** Records for the task **

++++++++++

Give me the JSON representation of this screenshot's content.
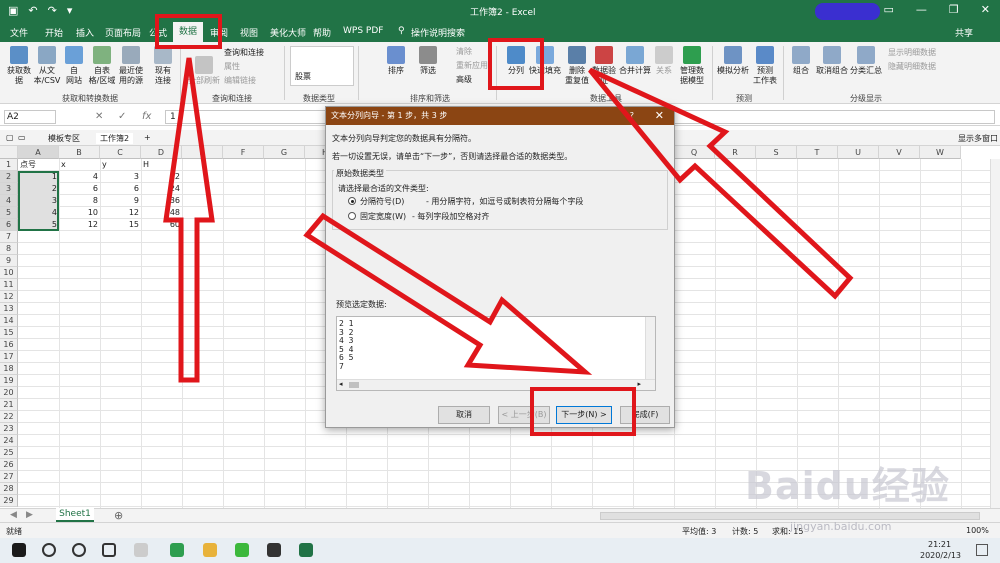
{
  "window": {
    "title": "工作簿2 - Excel"
  },
  "menu": [
    "文件",
    "开始",
    "插入",
    "页面布局",
    "公式",
    "数据",
    "审阅",
    "视图",
    "美化大师",
    "帮助",
    "WPS PDF",
    "操作说明搜索"
  ],
  "menu_active": "数据",
  "share": "共享",
  "ribbon": {
    "get_data": [
      "获取数\n据",
      "从文\n本/CSV",
      "自\n网站",
      "自表\n格/区域",
      "最近使\n用的源",
      "现有\n连接"
    ],
    "group1": "获取和转换数据",
    "refresh": "全部刷新",
    "queries": [
      "查询和连接",
      "属性",
      "编辑链接"
    ],
    "group2": "查询和连接",
    "stock": "股票",
    "group3": "数据类型",
    "sort": [
      "排序",
      "筛选"
    ],
    "filter_items": [
      "清除",
      "重新应用",
      "高级"
    ],
    "group4": "排序和筛选",
    "tools": [
      "分列",
      "快速填充",
      "删除\n重复值",
      "数据验\n证",
      "合并计算",
      "关系",
      "管理数\n据模型"
    ],
    "group5": "数据工具",
    "forecast": [
      "模拟分析",
      "预测\n工作表"
    ],
    "group6": "预测",
    "outline": [
      "组合",
      "取消组合",
      "分类汇总"
    ],
    "outline_items": [
      "显示明细数据",
      "隐藏明细数据"
    ],
    "group7": "分级显示"
  },
  "formula": {
    "namebox": "A2",
    "value": "1"
  },
  "tabs": [
    "模板专区",
    "工作簿2"
  ],
  "tabs_right": "显示多窗口",
  "columns": [
    "A",
    "B",
    "C",
    "D",
    "E",
    "F",
    "G",
    "H",
    "I",
    "J",
    "K",
    "L",
    "M",
    "N",
    "O",
    "P",
    "Q",
    "R",
    "S",
    "T",
    "U",
    "V",
    "W"
  ],
  "rows": [
    "1",
    "2",
    "3",
    "4",
    "5",
    "6",
    "7",
    "8",
    "9",
    "10",
    "11",
    "12",
    "13",
    "14",
    "15",
    "16",
    "17",
    "18",
    "19",
    "20",
    "21",
    "22",
    "23",
    "24",
    "25",
    "26",
    "27",
    "28",
    "29"
  ],
  "cells": [
    [
      "点号",
      "x",
      "y",
      "H"
    ],
    [
      "1",
      "4",
      "3",
      "12"
    ],
    [
      "2",
      "6",
      "6",
      "24"
    ],
    [
      "3",
      "8",
      "9",
      "36"
    ],
    [
      "4",
      "10",
      "12",
      "48"
    ],
    [
      "5",
      "12",
      "15",
      "60"
    ]
  ],
  "sheet_tab": "Sheet1",
  "status": {
    "ready": "就绪",
    "avg": "平均值: 3",
    "count": "计数: 5",
    "sum": "求和: 15",
    "zoom": "100%"
  },
  "taskbar": {
    "time": "21:21",
    "date": "2020/2/13"
  },
  "dialog": {
    "title": "文本分列向导 - 第 1 步，共 3 步",
    "help": "?",
    "line1": "文本分列向导判定您的数据具有分隔符。",
    "line2": "若一切设置无误，请单击“下一步”，否则请选择最合适的数据类型。",
    "section": "原始数据类型",
    "choose": "请选择最合适的文件类型:",
    "opt1": "分隔符号(D)",
    "opt1_desc": "- 用分隔字符，如逗号或制表符分隔每个字段",
    "opt2": "固定宽度(W)",
    "opt2_desc": "- 每列字段加空格对齐",
    "preview_label": "预览选定数据:",
    "preview_rows": [
      "2 1",
      "3 2",
      "4 3",
      "5 4",
      "6 5",
      "7"
    ],
    "buttons": {
      "cancel": "取消",
      "back": "< 上一步(B)",
      "next": "下一步(N) >",
      "finish": "完成(F)"
    }
  },
  "watermark": "Baidu经验",
  "watermark_url": "jingyan.baidu.com"
}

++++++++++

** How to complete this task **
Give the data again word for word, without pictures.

** Reply **
Give me the JSON representation of this screenshot's content.
{
  "window": {
    "title": "工作簿2 - Excel"
  },
  "menu": [
    "文件",
    "开始",
    "插入",
    "页面布局",
    "公式",
    "数据",
    "审阅",
    "视图",
    "美化大师",
    "帮助",
    "WPS PDF",
    "操作说明搜索"
  ],
  "menu_active": "数据",
  "share": "共享",
  "ribbon": {
    "get_data": [
      "获取数\n据",
      "从文\n本/CSV",
      "自\n网站",
      "自表\n格/区域",
      "最近使\n用的源",
      "现有\n连接"
    ],
    "group1": "获取和转换数据",
    "refresh": "全部刷新",
    "queries": [
      "查询和连接",
      "属性",
      "编辑链接"
    ],
    "group2": "查询和连接",
    "stock": "股票",
    "group3": "数据类型",
    "sort": [
      "排序",
      "筛选"
    ],
    "filter_items": [
      "清除",
      "重新应用",
      "高级"
    ],
    "group4": "排序和筛选",
    "tools": [
      "分列",
      "快速填充",
      "删除\n重复值",
      "数据验\n证",
      "合并计算",
      "关系",
      "管理数\n据模型"
    ],
    "group5": "数据工具",
    "forecast": [
      "模拟分析",
      "预测\n工作表"
    ],
    "group6": "预测",
    "outline": [
      "组合",
      "取消组合",
      "分类汇总"
    ],
    "outline_items": [
      "显示明细数据",
      "隐藏明细数据"
    ],
    "group7": "分级显示"
  },
  "formula": {
    "namebox": "A2",
    "value": "1"
  },
  "tabs": [
    "模板专区",
    "工作簿2"
  ],
  "tabs_right": "显示多窗口",
  "columns": [
    "A",
    "B",
    "C",
    "D",
    "E",
    "F",
    "G",
    "H",
    "I",
    "J",
    "K",
    "L",
    "M",
    "N",
    "O",
    "P",
    "Q",
    "R",
    "S",
    "T",
    "U",
    "V",
    "W"
  ],
  "rows": [
    "1",
    "2",
    "3",
    "4",
    "5",
    "6",
    "7",
    "8",
    "9",
    "10",
    "11",
    "12",
    "13",
    "14",
    "15",
    "16",
    "17",
    "18",
    "19",
    "20",
    "21",
    "22",
    "23",
    "24",
    "25",
    "26",
    "27",
    "28",
    "29"
  ],
  "cells": [
    [
      "点号",
      "x",
      "y",
      "H"
    ],
    [
      "1",
      "4",
      "3",
      "12"
    ],
    [
      "2",
      "6",
      "6",
      "24"
    ],
    [
      "3",
      "8",
      "9",
      "36"
    ],
    [
      "4",
      "10",
      "12",
      "48"
    ],
    [
      "5",
      "12",
      "15",
      "60"
    ]
  ],
  "sheet_tab": "Sheet1",
  "status": {
    "ready": "就绪",
    "avg": "平均值: 3",
    "count": "计数: 5",
    "sum": "求和: 15",
    "zoom": "100%"
  },
  "taskbar": {
    "time": "21:21",
    "date": "2020/2/13"
  },
  "dialog": {
    "title": "文本分列向导 - 第 1 步，共 3 步",
    "help": "?",
    "line1": "文本分列向导判定您的数据具有分隔符。",
    "line2": "若一切设置无误，请单击“下一步”，否则请选择最合适的数据类型。",
    "section": "原始数据类型",
    "choose": "请选择最合适的文件类型:",
    "opt1": "分隔符号(D)",
    "opt1_desc": "- 用分隔字符，如逗号或制表符分隔每个字段",
    "opt2": "固定宽度(W)",
    "opt2_desc": "- 每列字段加空格对齐",
    "preview_label": "预览选定数据:",
    "preview_rows": [
      "2 1",
      "3 2",
      "4 3",
      "5 4",
      "6 5",
      "7"
    ],
    "buttons": {
      "cancel": "取消",
      "back": "< 上一步(B)",
      "next": "下一步(N) >",
      "finish": "完成(F)"
    }
  },
  "watermark": "Baidu经验",
  "watermark_url": "jingyan.baidu.com"
}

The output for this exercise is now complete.